A classic comedy of manners, MY MAN GODFREY entertains with a subtle social message beneath its humor, that of the contrast between the worlds of the rich—represented here by an eccentric family populated with brilliant character actors—and the poor. William Powell is outstanding as Godfrey Smith, a WWI veteran found living in a dump during a scavenger hunt by flighty but sympathetic socialite Irene Bullock (Carole Lombard). She hires Godfrey to serve as the family butler where he soon establishes himself as the wisest member of a nutty household. Three of the character players are especially memorable: Eugene Pallette as the harried paterfamilias, Alice Brady as his daffy wife with aspirations to higher things and Mischa Auer as her starving-artist protégé.
Preserved by the UCLA Film & Television Archive BALL OF FIRE (1941) Directed by Howard Hawks
In this screwball version of SNOW WHITE AND THE SEVEN DWARFS, burlesque queen Barbara Stanwyck hides out from the law by moving in with linguistics professor Gary Cooper, who is the youngster in a household of seven other academics.
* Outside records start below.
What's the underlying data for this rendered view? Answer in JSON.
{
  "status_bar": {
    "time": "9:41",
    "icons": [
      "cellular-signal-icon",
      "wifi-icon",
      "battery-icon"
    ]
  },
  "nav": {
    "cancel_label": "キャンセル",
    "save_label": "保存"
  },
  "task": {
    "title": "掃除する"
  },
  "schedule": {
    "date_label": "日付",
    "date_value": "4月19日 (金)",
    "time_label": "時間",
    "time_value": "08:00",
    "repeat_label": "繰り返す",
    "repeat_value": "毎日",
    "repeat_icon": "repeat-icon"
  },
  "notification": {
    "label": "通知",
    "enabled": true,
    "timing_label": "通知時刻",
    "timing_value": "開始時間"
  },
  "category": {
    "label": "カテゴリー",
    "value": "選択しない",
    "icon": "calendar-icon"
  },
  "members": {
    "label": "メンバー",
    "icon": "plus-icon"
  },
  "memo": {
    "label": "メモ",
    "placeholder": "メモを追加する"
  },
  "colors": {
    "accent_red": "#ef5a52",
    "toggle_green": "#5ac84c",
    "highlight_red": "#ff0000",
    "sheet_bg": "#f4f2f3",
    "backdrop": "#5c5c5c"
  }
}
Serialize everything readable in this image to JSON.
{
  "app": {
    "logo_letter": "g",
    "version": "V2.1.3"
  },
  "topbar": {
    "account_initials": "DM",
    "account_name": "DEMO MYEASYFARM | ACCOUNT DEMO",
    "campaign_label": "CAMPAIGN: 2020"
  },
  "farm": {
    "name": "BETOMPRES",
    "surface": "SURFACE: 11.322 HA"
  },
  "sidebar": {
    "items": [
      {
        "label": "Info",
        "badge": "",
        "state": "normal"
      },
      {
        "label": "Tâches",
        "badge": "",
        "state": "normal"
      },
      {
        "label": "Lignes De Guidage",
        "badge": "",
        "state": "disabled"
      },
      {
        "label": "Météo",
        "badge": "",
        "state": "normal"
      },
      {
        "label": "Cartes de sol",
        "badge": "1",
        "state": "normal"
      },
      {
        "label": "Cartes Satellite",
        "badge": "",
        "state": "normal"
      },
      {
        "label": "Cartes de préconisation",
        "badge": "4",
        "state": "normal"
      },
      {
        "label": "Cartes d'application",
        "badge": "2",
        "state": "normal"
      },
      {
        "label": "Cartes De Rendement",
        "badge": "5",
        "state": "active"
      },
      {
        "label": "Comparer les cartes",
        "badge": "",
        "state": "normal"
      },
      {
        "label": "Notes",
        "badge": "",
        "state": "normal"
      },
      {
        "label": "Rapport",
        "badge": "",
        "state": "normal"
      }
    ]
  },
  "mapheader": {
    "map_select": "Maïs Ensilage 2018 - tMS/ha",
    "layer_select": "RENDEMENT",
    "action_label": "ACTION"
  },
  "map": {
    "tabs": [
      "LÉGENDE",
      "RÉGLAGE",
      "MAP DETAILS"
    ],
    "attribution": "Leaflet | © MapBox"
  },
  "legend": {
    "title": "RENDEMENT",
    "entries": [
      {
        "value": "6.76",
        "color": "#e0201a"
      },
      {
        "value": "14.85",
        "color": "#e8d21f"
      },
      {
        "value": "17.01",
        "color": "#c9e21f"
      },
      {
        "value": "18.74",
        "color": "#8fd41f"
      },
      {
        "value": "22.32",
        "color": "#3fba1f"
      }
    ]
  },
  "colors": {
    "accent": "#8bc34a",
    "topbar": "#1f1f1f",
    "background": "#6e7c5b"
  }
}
She fills him in on the slang he needs for his research, and in the process, opposites attract. They have only two problems: the police and Dana Andrews as Stanwyck's gangster boyfriend. The classic Hawksian setup (the disruption of an all-male group by a woman who's one of the boys) is knowingly fleshed out by Billy Wilder and Charles Brackett's script, complete with snappy dialogue and double entendres. The plot gives Hawks the license to deploy not just one but two teams of character actors: the professors and the gangsters. Among the former are Oscar Homolka, Henry Travers, Richard Haydn and (once again) Leonid Kinskey and S.Z. Sakall; among the latter are Dan Duryea and Ralph Peters.
Perhaps even more than Frank Capra or Howard Hawks, Preston Sturges is the filmmaker who got the most mileage from the ensemble of comic character actors he used time and again. Starring Claudette Colbert and Joel McCrea, THE PALM BEACH STORY is a romantic comedy employing the typical screwball situation wherein a separated couple is reunited. The film's charm is exceeded only by its hilarity, which is largely supplied by such Sturges stalwarts as hardboiled wisecracker William Demarest and fussbudget Franklin Pangborne. However, as the Wienie King, the otherwise little-known Robert Dudley steals every scene in which he appears.